Pakistan: Fishermen help ‘untangle’ the potential for sustainable seas

Posted on 25 May 2017

Growing up in the mountains, a few years ago, Iqrar moved to the coast – a journey that would change his life, and help him save the lives of countless marine species.
What would you do if you found yourself face-to-face with the biggest shark on our planet, 18 feet long and overwhelming in every sense of the word? It is an experience only few people on Earth have shared and Iqrar is one of them.

Hailing from the north of Pakistan, Iqrar grew up in the mountains, miles away from the coast. He worked as a labourer and a few years ago, he made the long journey southwards in search of new opportunities – a journey that would change his life, and help him save the lives of countless marine species.

The waters in and around Pakistan are extremely rich in marine megafauna. Whales, turtles, rays, dolphins…the list of incredible species that call the Arabian sea home is impressive.

Unfortunately, the waters are also home to around 500 gillnet vessels targeting tuna and tuna-like species. Every year, hundreds, if not thousands, of sharks are caught in these nets and if it wasn’t for committed fishermen and crew like Iqrar, the tide would never turn.

Stewards of the sea
Iqrar is part of WWF-Pakistan’s crew- based observer programme that is aimed at working with local fishermen, staunch stewards of the sea, to change practices, attitudes and extend cooperation toward sustainable fishing and management of marine resources.

Since 2012, Iqrar has helped provide data on all the fish that he catches, including fishing locations, and species composition. In addition, he has also inspired his crew and others to take the initiative to release endangered, threatened and protected (ETP) species caught alive or entangled in their nets.

In the past five years, Iqrar and his crew of 15 have rescued 18 whale sharks, 2 manta rays, 1 guitarfish, 2 sunfish, 3 sea snakes, 3 rhomboid squid, 1 beaked whale, 2 bottlenose dolphins and hundreds of sea turtles.
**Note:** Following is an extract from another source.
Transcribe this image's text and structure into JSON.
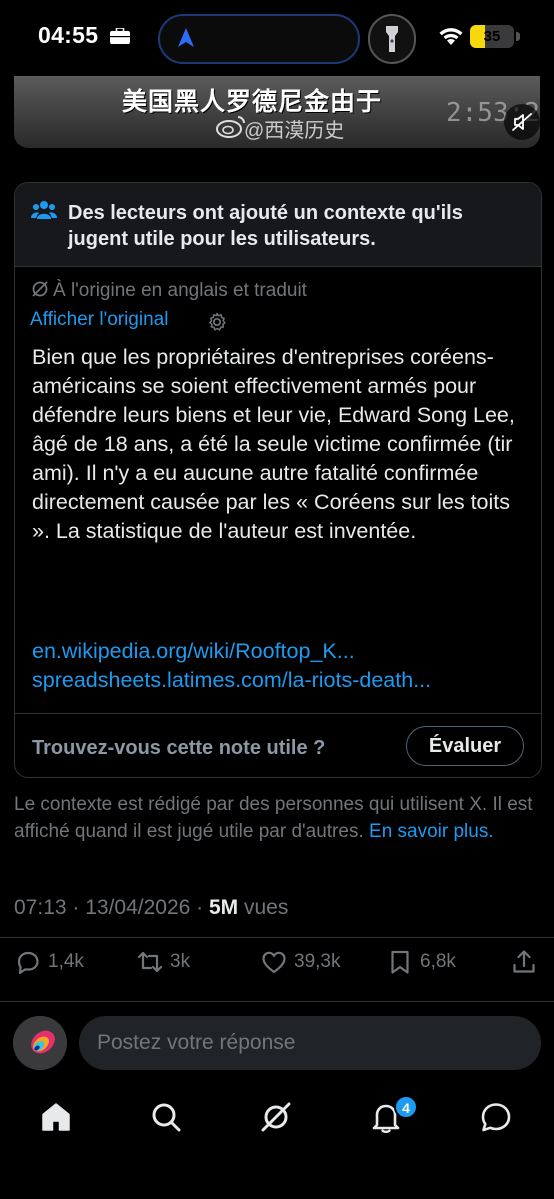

It is a challenging job requiring commitment, courage and quick action. And sometimes, when it comes to whale sharks, it takes much more!
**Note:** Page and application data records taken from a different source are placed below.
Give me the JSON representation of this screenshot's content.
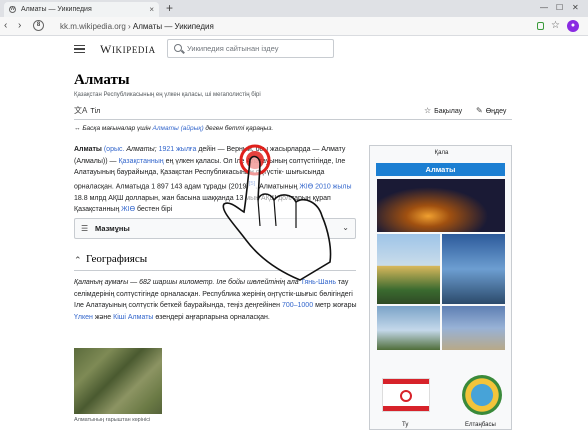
{
  "browser": {
    "tab_title": "Алматы — Уикипедия",
    "tab_close": "×",
    "new_tab": "+",
    "url_host": "kk.m.wikipedia.org",
    "url_sep": " › ",
    "url_page": "Алматы — Уикипедия",
    "shield_label": "8"
  },
  "header": {
    "logo_main": "W",
    "logo_rest": "IKIPEDIA",
    "search_placeholder": "Уикипедия сайтынан іздеу"
  },
  "article": {
    "title": "Алматы",
    "tagline": "Қазақстан Республикасының ең үлкен қаласы, ші мегаполистің бірі",
    "actions": {
      "language": "Тіл",
      "watch": "Бақылау",
      "edit": "Өңдеу"
    },
    "hatnote_prefix": "Басқа мағыналар үшін ",
    "hatnote_link": "Алматы (айрық)",
    "hatnote_suffix": " деген бетті қараңыз.",
    "lead": {
      "bold_name": "Алматы",
      "l1": "(орыс.",
      "l2": "Алматы;",
      "l3": "1921 жылға",
      "l4": "дейін — Верный, осы жасырларда — Алматy",
      "l5": "(Алмалы)) —",
      "l6": "Қазақстанның",
      "l7": "ең үлкен қаласы. Ол Іле Алатауының",
      "l8": "солтүстігінде, Іле Алатауының баурайында, Қазақстан Республикасының оңтүстік-",
      "l9": "шығысында орналасқан. Алматыда 1 897 143 адам тұрады (2019)",
      "l10": "[5]",
      "l11": ". Алматының",
      "l12": "ЖІӨ",
      "l13": "2010 жылы",
      "l14": "18.8 млрд АҚШ долларын, жан басына шаққанда 13 мың АҚШ",
      "l15": "долларын құрап Қазақстанның",
      "l16": "ЖІӨ",
      "l17": "бестен бірі"
    },
    "toc_label": "Мазмұны",
    "section_title": "Географиясы",
    "geo": {
      "g1": "Қаланың аумағы — 682 шаршы километр. Іле бойы шөлейтінің ала",
      "g2": "Тянь-Шань",
      "g3": "тау селімдерінің солтүстігінде орналасқан. Республика жерінің",
      "g4": "оңтүстік-шығыс бөлігіндегі Іле Алатауының солтүстік беткей баурайында, теңіз",
      "g5": "деңгейінен",
      "g6": "700–1000",
      "g7": "метр жоғары",
      "g8": "Үлкен",
      "g9": "және",
      "g10": "Кіші Алматы",
      "g11": "өзендері аңғарларына",
      "g12": "орналасқан."
    },
    "image_caption": "Алматының ғарыштан көрінісі"
  },
  "infobox": {
    "type": "Қала",
    "name": "Алматы",
    "flag_caption": "Ту",
    "emblem_caption": "Елтаңбасы"
  }
}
Iqrar remembers how once, while fishing near the Khori Great bank, he saw ‘something huge, giant, entangled in the net’. It took him and a fellow crew member more than 30 minutes to free the whale shark, called a ‘darwaish’ or ‘a saint of the sea’ locally.
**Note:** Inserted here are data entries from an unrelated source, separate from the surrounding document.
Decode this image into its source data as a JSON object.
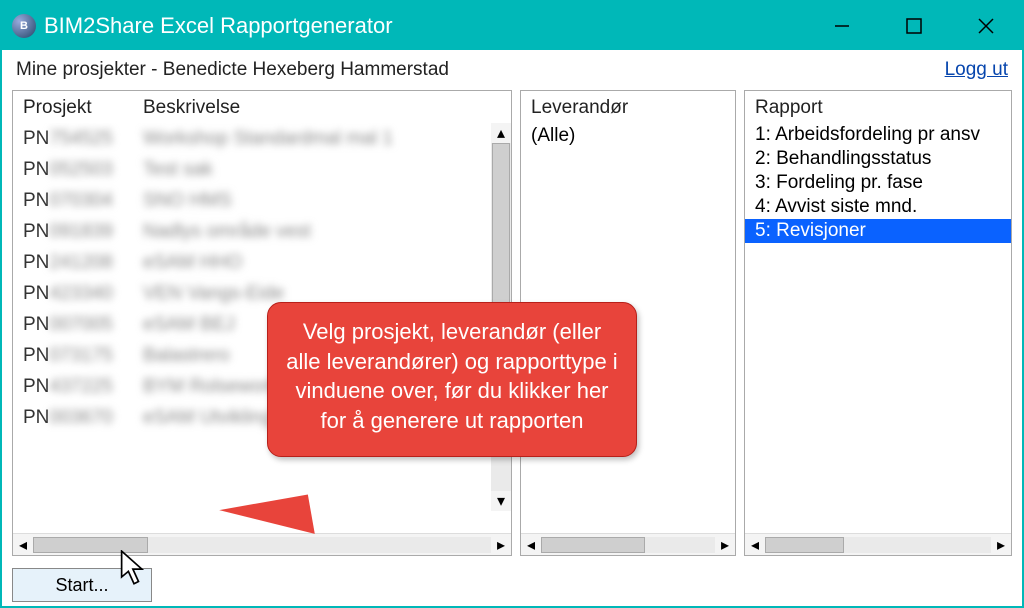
{
  "window": {
    "title": "BIM2Share Excel Rapportgenerator"
  },
  "subheader": {
    "text": "Mine prosjekter - Benedicte Hexeberg Hammerstad",
    "logout": "Logg ut"
  },
  "left": {
    "col_project": "Prosjekt",
    "col_desc": "Beskrivelse",
    "rows": [
      {
        "pn": "PN",
        "code": "754525",
        "desc": "Workshop  Standardmal mal 1"
      },
      {
        "pn": "PN",
        "code": "052503",
        "desc": "Test sak"
      },
      {
        "pn": "PN",
        "code": "070304",
        "desc": "SNO HMS"
      },
      {
        "pn": "PN",
        "code": "091839",
        "desc": "Nadlys område vest"
      },
      {
        "pn": "PN",
        "code": "241208",
        "desc": "eSAM HHO"
      },
      {
        "pn": "PN",
        "code": "423340",
        "desc": "VEN Vangs-Eide"
      },
      {
        "pn": "PN",
        "code": "007005",
        "desc": "eSAM BEJ"
      },
      {
        "pn": "PN",
        "code": "073175",
        "desc": "Balastrero"
      },
      {
        "pn": "PN",
        "code": "437225",
        "desc": "BYM  Rolseworks"
      },
      {
        "pn": "PN",
        "code": "003670",
        "desc": "eSAM Utvikling"
      }
    ]
  },
  "mid": {
    "header": "Leverandør",
    "items": [
      "(Alle)"
    ]
  },
  "right": {
    "header": "Rapport",
    "items": [
      {
        "label": "1: Arbeidsfordeling pr ansv",
        "selected": false
      },
      {
        "label": "2: Behandlingsstatus",
        "selected": false
      },
      {
        "label": "3: Fordeling pr. fase",
        "selected": false
      },
      {
        "label": "4: Avvist siste mnd.",
        "selected": false
      },
      {
        "label": "5: Revisjoner",
        "selected": true
      }
    ]
  },
  "start_label": "Start...",
  "callout": "Velg prosjekt, leverandør (eller alle leverandører) og rapporttype i vinduene over, før du klikker her for å generere ut rapporten"
}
“As I got on the boat, tired, exhausted and gasping, worried if it was still alive, I saw the whale shark swimming away from the boat and I felt it was saying thank you as it turned and looked at the boat before diving under.”

“Fishing is a livelihood-it has to be sustainable”
When asked about what motivates him to protect marine life and resources, even if the task at hand is literally quite massive, Iqrar says simply, “What is fishing? Is fishing a job or a means of livelihood? If you consider it a livelihood, it has to be sustainable. It must be maintained for future generations, otherwise there will be no fish left in the sea.”

For his crew members, the story of the whale shark is a powerful example of Iqrar’s commitment toward saving critical marine life as well as protecting resources for future generations.

“Previously we just went in the sea and thought everything is ours - we can do what we want, but we are slowly understanding, learning and becoming part of something big. We may be illiterate but weunderstand that ensuring livelihoods for future is much more important than to satisfy our own greed”, said a young crew member working for Iqrar.

Recently named ‘best fisherman of the year’ by WWF-Pakistan for his dedication toward conservation efforts and spreading awareness among the community, Iqrar’s encounter with the whale shark remains one of his cherished memories. “It was a moment of pure bliss, it was as if I had found peace within me.”
Iqrar receiving the ‘best fisherman of the year’ award from WWF-Pakistan.
© WWF-Pakistan
WWF-Pakistan trains local fishermen to identify and rescue endangered, threatened and protected (ETP) species caught alive or entangled in their nets.
© WWF-Pakistan
Iqrar on board his ship.
© WWF-Pakistan